TASK DATA
* * * * *

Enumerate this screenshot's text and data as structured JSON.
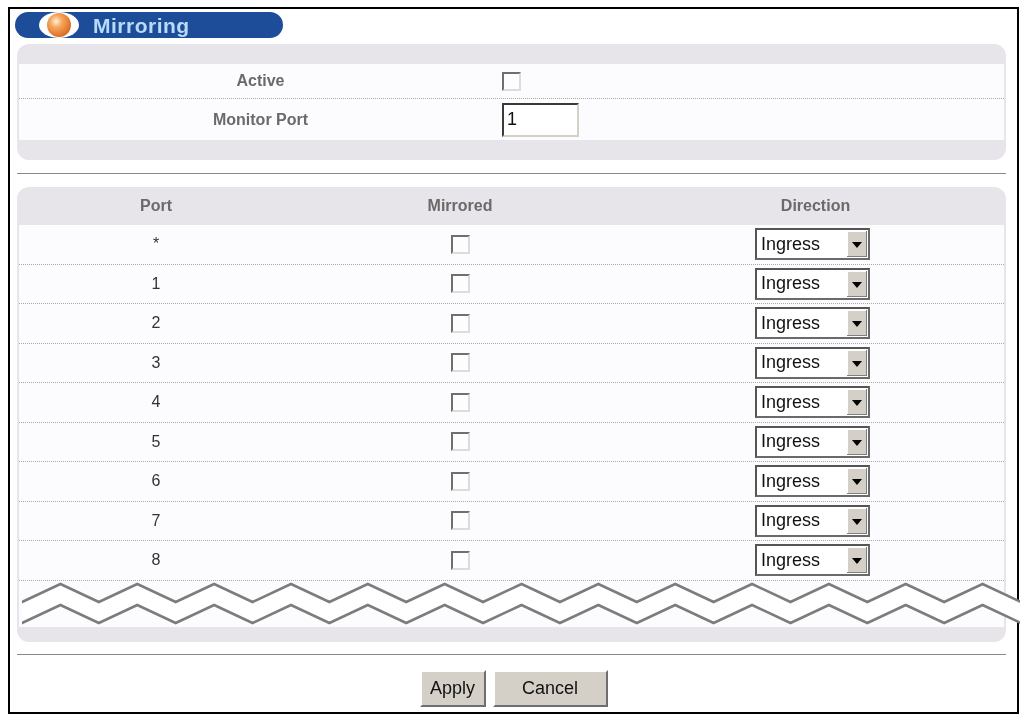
{
  "title": "Mirroring",
  "settings": {
    "active": {
      "label": "Active",
      "checked": false
    },
    "monitor_port": {
      "label": "Monitor Port",
      "value": "1"
    }
  },
  "table": {
    "columns": [
      "Port",
      "Mirrored",
      "Direction"
    ],
    "rows": [
      {
        "port": "*",
        "mirrored": false,
        "direction": "Ingress"
      },
      {
        "port": "1",
        "mirrored": false,
        "direction": "Ingress"
      },
      {
        "port": "2",
        "mirrored": false,
        "direction": "Ingress"
      },
      {
        "port": "3",
        "mirrored": false,
        "direction": "Ingress"
      },
      {
        "port": "4",
        "mirrored": false,
        "direction": "Ingress"
      },
      {
        "port": "5",
        "mirrored": false,
        "direction": "Ingress"
      },
      {
        "port": "6",
        "mirrored": false,
        "direction": "Ingress"
      },
      {
        "port": "7",
        "mirrored": false,
        "direction": "Ingress"
      },
      {
        "port": "8",
        "mirrored": false,
        "direction": "Ingress"
      }
    ]
  },
  "buttons": [
    "Apply",
    "Cancel"
  ]
}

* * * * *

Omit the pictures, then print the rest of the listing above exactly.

Enumerate this screenshot's text and data as structured JSON.
{
  "title": "Mirroring",
  "settings": {
    "active": {
      "label": "Active",
      "checked": false
    },
    "monitor_port": {
      "label": "Monitor Port",
      "value": "1"
    }
  },
  "table": {
    "columns": [
      "Port",
      "Mirrored",
      "Direction"
    ],
    "rows": [
      {
        "port": "*",
        "mirrored": false,
        "direction": "Ingress"
      },
      {
        "port": "1",
        "mirrored": false,
        "direction": "Ingress"
      },
      {
        "port": "2",
        "mirrored": false,
        "direction": "Ingress"
      },
      {
        "port": "3",
        "mirrored": false,
        "direction": "Ingress"
      },
      {
        "port": "4",
        "mirrored": false,
        "direction": "Ingress"
      },
      {
        "port": "5",
        "mirrored": false,
        "direction": "Ingress"
      },
      {
        "port": "6",
        "mirrored": false,
        "direction": "Ingress"
      },
      {
        "port": "7",
        "mirrored": false,
        "direction": "Ingress"
      },
      {
        "port": "8",
        "mirrored": false,
        "direction": "Ingress"
      }
    ]
  },
  "buttons": [
    "Apply",
    "Cancel"
  ]
}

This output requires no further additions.